End of Cuban embargo impacting Caribbean tourism
Interestingly, the Bahamas Prime Minister linked his remarks to CARICOM’s principled position on the ending of the United States’ trade embargo on Cuba. “I have to tell you that after reading the paper produced by the Caribbean Hotel & Tourism Association (CHTA) on the likely impact on Caribbean tourism of the reopening of Cuba to travel for United States citizens, I hear their appeal for us to act as a group to take full advantage of the opportunity to our collective benefit”, he told his fellow Caribbean leaders.
His reference was to a far-reaching paper produced by the CHTA on the implications of change in Cuba for Caribbean tourism, which it had linked to the need to develop a Caribbean Basin Tourism Initiative, similar to the trade in goods related United States Caribbean Basin Initiative that was legislated in 1983.
Prime Minister Christie’s comments implied that Caribbean leaders ought to 1) take seriously the concerns of CTO and CHTA, 2) determine how best to respond to a likely dramatic change in the pattern of arrivals from the United States in the Northern Caribbean as United States travel restrictions on Cuba ease, and 3) develop initiatives based on recommendations of tourism professionals and other experts.

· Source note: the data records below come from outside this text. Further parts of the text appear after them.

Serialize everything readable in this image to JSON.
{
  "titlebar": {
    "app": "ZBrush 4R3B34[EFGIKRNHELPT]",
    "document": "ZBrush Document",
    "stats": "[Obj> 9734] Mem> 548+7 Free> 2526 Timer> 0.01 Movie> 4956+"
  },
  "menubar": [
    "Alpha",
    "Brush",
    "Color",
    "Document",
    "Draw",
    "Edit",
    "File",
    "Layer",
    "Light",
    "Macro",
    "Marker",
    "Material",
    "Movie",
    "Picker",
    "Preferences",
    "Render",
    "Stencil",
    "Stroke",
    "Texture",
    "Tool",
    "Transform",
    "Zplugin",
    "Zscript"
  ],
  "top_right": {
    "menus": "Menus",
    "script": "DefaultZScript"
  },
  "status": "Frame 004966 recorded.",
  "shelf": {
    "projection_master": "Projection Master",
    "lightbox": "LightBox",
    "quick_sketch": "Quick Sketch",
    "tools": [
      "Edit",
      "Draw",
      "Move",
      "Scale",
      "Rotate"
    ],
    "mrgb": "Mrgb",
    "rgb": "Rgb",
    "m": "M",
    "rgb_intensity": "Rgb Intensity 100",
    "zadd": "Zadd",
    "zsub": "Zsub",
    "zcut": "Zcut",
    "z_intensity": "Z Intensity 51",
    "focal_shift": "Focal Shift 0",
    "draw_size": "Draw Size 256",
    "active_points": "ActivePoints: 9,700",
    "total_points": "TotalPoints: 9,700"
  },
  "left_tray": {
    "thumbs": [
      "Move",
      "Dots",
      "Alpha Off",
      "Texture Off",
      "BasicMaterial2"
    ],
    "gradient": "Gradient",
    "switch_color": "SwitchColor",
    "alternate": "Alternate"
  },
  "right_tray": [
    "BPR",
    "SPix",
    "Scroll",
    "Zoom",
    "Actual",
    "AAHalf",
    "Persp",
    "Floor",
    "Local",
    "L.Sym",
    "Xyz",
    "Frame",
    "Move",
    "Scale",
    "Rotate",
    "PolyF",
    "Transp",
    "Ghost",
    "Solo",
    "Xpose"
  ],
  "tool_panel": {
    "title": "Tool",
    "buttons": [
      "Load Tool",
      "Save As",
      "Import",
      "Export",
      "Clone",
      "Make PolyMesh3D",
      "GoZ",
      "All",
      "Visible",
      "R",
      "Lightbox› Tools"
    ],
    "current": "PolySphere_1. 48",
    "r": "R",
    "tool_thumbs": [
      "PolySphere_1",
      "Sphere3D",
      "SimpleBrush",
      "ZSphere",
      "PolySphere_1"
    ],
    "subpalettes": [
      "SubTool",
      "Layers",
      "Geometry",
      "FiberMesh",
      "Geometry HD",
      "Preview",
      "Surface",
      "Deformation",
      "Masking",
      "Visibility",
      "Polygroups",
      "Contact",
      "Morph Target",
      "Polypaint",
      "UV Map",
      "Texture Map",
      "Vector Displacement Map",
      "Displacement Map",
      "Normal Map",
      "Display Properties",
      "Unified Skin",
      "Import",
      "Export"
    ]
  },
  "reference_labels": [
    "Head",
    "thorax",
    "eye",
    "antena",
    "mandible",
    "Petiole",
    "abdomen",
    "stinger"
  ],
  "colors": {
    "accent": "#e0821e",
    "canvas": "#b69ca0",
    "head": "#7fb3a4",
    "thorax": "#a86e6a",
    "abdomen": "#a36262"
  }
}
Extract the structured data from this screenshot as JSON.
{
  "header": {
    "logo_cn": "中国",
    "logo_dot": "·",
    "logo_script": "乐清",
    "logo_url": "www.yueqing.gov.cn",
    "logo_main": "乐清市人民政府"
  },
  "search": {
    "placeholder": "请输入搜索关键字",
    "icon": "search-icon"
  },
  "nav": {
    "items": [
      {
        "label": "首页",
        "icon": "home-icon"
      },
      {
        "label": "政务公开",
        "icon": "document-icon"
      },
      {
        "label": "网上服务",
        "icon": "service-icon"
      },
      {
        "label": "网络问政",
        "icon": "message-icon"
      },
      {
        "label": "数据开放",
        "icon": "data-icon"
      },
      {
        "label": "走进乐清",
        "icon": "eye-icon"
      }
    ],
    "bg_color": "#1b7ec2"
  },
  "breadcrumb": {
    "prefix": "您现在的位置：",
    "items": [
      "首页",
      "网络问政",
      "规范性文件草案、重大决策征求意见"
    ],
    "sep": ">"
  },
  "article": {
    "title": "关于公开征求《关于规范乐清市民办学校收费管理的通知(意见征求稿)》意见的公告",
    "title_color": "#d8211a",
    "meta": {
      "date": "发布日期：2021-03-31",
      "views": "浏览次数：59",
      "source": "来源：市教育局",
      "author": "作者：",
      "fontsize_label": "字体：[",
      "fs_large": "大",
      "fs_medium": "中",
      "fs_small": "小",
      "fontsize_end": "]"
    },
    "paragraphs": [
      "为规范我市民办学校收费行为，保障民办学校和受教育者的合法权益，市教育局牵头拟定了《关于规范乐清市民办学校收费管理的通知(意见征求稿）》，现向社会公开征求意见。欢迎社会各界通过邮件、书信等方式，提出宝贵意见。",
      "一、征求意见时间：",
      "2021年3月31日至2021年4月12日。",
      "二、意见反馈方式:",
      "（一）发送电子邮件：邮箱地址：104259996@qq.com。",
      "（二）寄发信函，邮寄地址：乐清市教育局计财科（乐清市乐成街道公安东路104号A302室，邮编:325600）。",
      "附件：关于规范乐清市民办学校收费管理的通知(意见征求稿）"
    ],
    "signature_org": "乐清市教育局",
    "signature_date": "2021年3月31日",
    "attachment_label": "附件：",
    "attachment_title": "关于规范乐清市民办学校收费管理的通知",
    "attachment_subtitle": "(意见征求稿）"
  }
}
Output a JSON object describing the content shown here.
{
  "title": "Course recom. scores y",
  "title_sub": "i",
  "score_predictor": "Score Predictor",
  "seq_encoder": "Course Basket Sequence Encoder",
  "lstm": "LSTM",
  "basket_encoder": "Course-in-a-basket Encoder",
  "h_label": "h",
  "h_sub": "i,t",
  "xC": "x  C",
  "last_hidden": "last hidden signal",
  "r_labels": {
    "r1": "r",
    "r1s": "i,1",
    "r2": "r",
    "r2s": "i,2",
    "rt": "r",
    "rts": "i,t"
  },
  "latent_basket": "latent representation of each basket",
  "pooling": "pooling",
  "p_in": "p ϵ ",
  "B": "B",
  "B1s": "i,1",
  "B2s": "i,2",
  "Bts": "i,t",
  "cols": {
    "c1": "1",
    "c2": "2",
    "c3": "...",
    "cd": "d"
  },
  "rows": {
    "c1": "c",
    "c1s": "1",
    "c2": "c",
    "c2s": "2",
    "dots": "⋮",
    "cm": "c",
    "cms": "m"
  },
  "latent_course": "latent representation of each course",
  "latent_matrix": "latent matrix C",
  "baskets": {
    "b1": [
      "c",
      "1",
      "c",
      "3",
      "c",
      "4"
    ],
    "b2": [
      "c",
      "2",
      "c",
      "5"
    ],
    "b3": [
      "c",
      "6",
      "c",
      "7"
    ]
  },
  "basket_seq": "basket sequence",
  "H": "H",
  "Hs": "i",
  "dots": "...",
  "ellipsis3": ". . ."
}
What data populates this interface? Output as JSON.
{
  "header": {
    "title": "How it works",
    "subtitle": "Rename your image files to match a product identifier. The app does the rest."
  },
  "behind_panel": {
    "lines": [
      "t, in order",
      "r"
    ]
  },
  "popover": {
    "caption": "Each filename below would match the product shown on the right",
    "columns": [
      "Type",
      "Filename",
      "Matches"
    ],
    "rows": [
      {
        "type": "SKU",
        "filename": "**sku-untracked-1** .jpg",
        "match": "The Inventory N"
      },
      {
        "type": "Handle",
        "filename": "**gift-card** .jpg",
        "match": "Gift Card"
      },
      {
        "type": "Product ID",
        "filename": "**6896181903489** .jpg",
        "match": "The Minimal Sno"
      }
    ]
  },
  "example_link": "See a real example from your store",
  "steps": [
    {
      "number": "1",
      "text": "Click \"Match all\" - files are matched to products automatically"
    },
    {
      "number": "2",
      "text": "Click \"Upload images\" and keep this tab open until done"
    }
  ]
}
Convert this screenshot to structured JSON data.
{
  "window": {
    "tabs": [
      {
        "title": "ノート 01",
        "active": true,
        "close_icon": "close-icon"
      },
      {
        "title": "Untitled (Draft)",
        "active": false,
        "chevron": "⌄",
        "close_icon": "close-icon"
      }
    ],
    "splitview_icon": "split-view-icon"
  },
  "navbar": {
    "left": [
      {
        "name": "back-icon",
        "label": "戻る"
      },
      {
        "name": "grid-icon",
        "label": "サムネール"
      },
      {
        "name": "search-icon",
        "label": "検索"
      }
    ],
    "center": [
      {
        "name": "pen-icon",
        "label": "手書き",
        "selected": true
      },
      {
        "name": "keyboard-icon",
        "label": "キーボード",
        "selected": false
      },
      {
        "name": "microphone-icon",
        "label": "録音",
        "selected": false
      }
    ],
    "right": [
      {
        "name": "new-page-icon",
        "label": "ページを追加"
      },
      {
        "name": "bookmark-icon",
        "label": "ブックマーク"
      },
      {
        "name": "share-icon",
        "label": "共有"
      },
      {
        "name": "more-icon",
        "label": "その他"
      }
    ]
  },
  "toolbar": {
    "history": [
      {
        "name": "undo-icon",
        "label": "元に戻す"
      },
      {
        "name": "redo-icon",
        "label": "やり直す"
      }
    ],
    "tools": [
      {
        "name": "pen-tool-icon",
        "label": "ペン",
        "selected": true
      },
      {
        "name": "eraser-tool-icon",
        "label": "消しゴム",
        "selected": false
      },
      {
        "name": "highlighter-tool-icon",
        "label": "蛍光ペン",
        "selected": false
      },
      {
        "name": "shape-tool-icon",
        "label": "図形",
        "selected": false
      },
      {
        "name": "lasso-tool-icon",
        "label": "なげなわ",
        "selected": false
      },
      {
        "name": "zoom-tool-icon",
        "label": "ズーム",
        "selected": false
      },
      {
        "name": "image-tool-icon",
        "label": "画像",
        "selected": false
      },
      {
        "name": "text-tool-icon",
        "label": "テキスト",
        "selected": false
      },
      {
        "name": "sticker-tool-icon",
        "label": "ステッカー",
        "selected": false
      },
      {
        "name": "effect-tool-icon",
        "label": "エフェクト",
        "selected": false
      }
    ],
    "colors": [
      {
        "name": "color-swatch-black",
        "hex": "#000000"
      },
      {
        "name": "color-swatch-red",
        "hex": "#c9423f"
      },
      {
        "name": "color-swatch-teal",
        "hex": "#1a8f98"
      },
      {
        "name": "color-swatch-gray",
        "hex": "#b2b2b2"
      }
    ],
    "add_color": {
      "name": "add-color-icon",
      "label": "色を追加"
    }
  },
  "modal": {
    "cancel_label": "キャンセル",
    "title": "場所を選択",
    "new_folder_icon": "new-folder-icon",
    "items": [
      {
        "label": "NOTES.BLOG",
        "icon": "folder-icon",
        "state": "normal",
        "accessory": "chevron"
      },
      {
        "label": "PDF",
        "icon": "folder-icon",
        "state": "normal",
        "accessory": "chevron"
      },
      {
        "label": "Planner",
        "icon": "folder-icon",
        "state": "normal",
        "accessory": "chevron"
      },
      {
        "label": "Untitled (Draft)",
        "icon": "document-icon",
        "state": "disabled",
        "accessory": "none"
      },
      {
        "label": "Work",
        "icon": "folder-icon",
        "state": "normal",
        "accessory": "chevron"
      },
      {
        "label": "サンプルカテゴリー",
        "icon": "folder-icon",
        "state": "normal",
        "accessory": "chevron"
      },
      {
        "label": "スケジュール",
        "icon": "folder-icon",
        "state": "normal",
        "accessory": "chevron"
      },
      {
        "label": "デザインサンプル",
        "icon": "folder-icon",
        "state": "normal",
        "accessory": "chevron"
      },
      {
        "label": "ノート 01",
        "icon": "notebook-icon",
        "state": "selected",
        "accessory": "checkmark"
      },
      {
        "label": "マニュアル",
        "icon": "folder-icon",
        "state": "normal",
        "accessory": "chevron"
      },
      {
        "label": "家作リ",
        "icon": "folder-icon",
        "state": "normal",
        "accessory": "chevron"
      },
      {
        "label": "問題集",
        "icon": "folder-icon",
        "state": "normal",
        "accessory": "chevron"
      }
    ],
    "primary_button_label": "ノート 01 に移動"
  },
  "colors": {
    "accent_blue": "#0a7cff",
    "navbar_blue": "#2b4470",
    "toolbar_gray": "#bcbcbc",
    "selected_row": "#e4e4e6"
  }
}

Tourism troubles and taxation
The fact that Prime Minister Christie has tourism troubles of his own should not diminish the importance of his message. As is well known, in the last few weeks the Bahamas has been suffering economically, as a consequence of a filing for bankruptcy in the United States by the resort owners of Baha Mar, the Chinese-built mega-resort. It has also been the case that the Bahamas, unlike any other regional destination, appears to have been the first to be affected negatively by the desire of many US citizens to travel to Cuba.
The Bahamas Prime Minister also challenged regional orthodoxy on tourism taxation by suggesting that the region needed to take action to explore whether the “present high taxes” on airline tickets “have the effect of reducing travel rather than increasing it”. In doing so he suggested the region examine the likely effects of a reduction in ticket taxes and the possible initiation of a related bilateral discussion with the United States and Canada on tourism taxes.
Need for a new regional tourism approach
There is no shortage of ideas to bolster the tourism sector. For example, one response to increased Cuban competition was recently suggested by Jamaica’s opposition Leader, Andrew Holness: a focus on multi-centre tourism in the Northern Caribbean with governments initiating exchanges on quality airlift linking Montego Bay, Havana, Nassau, and Cayman, and the free movement of visitors based on a single regional visa. But beyond this, CHTA and CTO are suggesting a tactic of strategic significance: a step change in regional thinking about future tourism from North America.
Trade negotiations with Canada have halted and the Economic Partnership Agreement (EPA) with Europe is defunct. The greatest source of new investment, employment, and comparative advantage for the region is in tourism. This suggests that it is time for tourism to be at the forefront of CARICOM’s thinking about future regional growth, and as Prime Minister Christie suggests, it is the subject of a detailed and well-prepared discussion for the next meeting of Caribbean Heads of Government.